1. Collaborating through multiple departments, channels and locations

2. Implementing at headquarters and through multiple channels

3. Accurately measuring what is working and what is not.

When assessing which technology combination to choose, ask these five simple questions:

1. Will this automate and/or reduce the cost of a painful and/or expensive process?

2. Will this integrate into my customer relationship management (CRM) system and important tracking systems?

3. Does this address the needs of our representatives beyond the walls of corporate headquarters?

4. Is it measurable?

5. How will we know if it is working or if it is easy enough so that it is even being used?

Commandment 5: There Shall Be Repeated Measurement

Measurement through all implementations is king. For example, simple knowing click-through rate for PPC won’t give you an accurate understanding of whether your dollars are well spent. You need to ask yourself, “What is the conversion of those visitors and how many of those make it on the sales forecast?”

My mantra is measure well and measure often. Supporting an open, well-integrated group of technologies is invaluable. When your marketing and sales software feed data into each other, you can measure a single grouped set of data. This will enable your extended teams to know which approach, campaign, or materials is most effective. This ongoing measurement enables the sales and marketing disciplines to work as an ever-improving team.

What Does Better Alignment Bring?

Aberdeen Senior Research Analyst Chris Houpis’ recently published study, “Sales and Marketing Alignment: Collaboration + Cooperation = Peak Performance,”shows that optimally aligned organizations perform significantly better in truly measurable ways. For example, this September 2010 study states on average “Best-in-Class Companies” saw annual revenue increase 47 percent compared to the least aligned companies, or in Aberdeen’s term, the “Laggard Companies,” which on average actually decreased by 4 percent. This same report also states companies with the most alignment between sales and marketing reported having 47 percent of their forecasted pipeline the result of marketing’s efforts. Compare that with the least aligned companies reporting only 5 percent of forecasted pipeline coming from marketing’s efforts. 

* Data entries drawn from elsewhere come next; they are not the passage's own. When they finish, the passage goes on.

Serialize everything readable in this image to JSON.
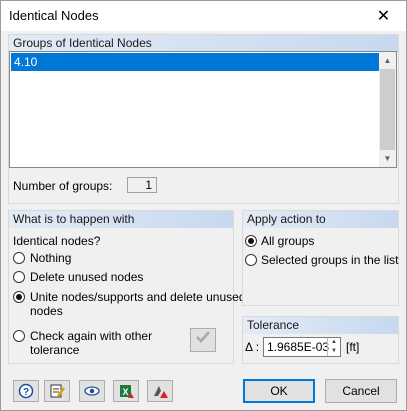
{
  "window": {
    "title": "Identical Nodes",
    "close_glyph": "✕"
  },
  "groups": {
    "header": "Groups of Identical Nodes",
    "items": [
      "4.10"
    ],
    "count_label": "Number of groups:",
    "count_value": "1"
  },
  "what": {
    "header": "What is to happen with",
    "subheader": "Identical nodes?",
    "options": [
      {
        "label": "Nothing",
        "selected": false
      },
      {
        "label": "Delete unused nodes",
        "selected": false
      },
      {
        "label": "Unite nodes/supports and delete unused",
        "label2": "nodes",
        "selected": true
      },
      {
        "label": "Check again with other",
        "label2": "tolerance",
        "selected": false
      }
    ],
    "check_icon": "checkmark-icon"
  },
  "apply": {
    "header": "Apply action to",
    "options": [
      {
        "label": "All groups",
        "selected": true
      },
      {
        "label": "Selected groups in the list",
        "selected": false
      }
    ]
  },
  "tolerance": {
    "header": "Tolerance",
    "symbol": "Δ :",
    "value": "1.9685E-03",
    "unit": "[ft]"
  },
  "footer": {
    "icons": [
      "help-icon",
      "edit-icon",
      "view-icon",
      "excel-export-icon",
      "settings-icon"
    ],
    "ok_label": "OK",
    "cancel_label": "Cancel"
  }
}
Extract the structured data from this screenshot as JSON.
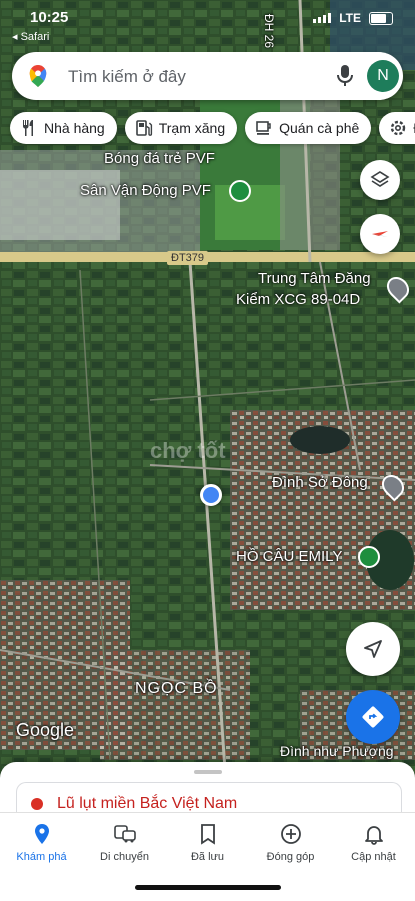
{
  "status_bar": {
    "time": "10:25",
    "back_app": "◂ Safari",
    "network": "LTE"
  },
  "search": {
    "placeholder": "Tìm kiếm ở đây",
    "avatar_letter": "N"
  },
  "chips": [
    {
      "label": "Nhà hàng",
      "icon": "restaurant-icon"
    },
    {
      "label": "Trạm xăng",
      "icon": "gas-station-icon"
    },
    {
      "label": "Quán cà phê",
      "icon": "coffee-icon"
    },
    {
      "label": "Đ",
      "icon": "settings-icon"
    }
  ],
  "map": {
    "labels": {
      "road_vertical": "ĐH 26",
      "place_pvf_1": "Bóng đá trẻ PVF",
      "place_pvf_2": "Sân Vận Động PVF",
      "road_dt379": "ĐT379",
      "trung_tam_1": "Trung Tâm Đăng",
      "trung_tam_2": "Kiểm XCG 89-04D",
      "dinh_so_dong": "Đình Sở Đông",
      "ho_cau": "HỒ CÂU EMILY",
      "ngoc_bo": "NGỌC BỒ",
      "dinh_phuong": "Đình như Phượng",
      "google_logo": "Google"
    },
    "watermark": "chợ tốt"
  },
  "sheet": {
    "alert": "Lũ lụt miền Bắc Việt Nam"
  },
  "bottom_nav": [
    {
      "label": "Khám phá",
      "icon": "explore-pin-icon",
      "active": true
    },
    {
      "label": "Di chuyển",
      "icon": "commute-icon",
      "active": false
    },
    {
      "label": "Đã lưu",
      "icon": "bookmark-icon",
      "active": false
    },
    {
      "label": "Đóng góp",
      "icon": "add-circle-icon",
      "active": false
    },
    {
      "label": "Cập nhật",
      "icon": "bell-icon",
      "active": false
    }
  ],
  "colors": {
    "accent": "#1a73e8",
    "avatar": "#1e7d5b",
    "alert": "#c5221f"
  }
}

These statistics, and the five commandments, highlight real-world advantages of moving an organization to true sales and marketing alignment. That’s my opinion, what’s yours? Let me know at Twitter@lumacentral or post a comment on our blog at

Erik Laurijssen is CMO and vice president, Platform, Alliances, and Channels at Luma Technologies, a provider of a SaaS platform for on-demand field marketing.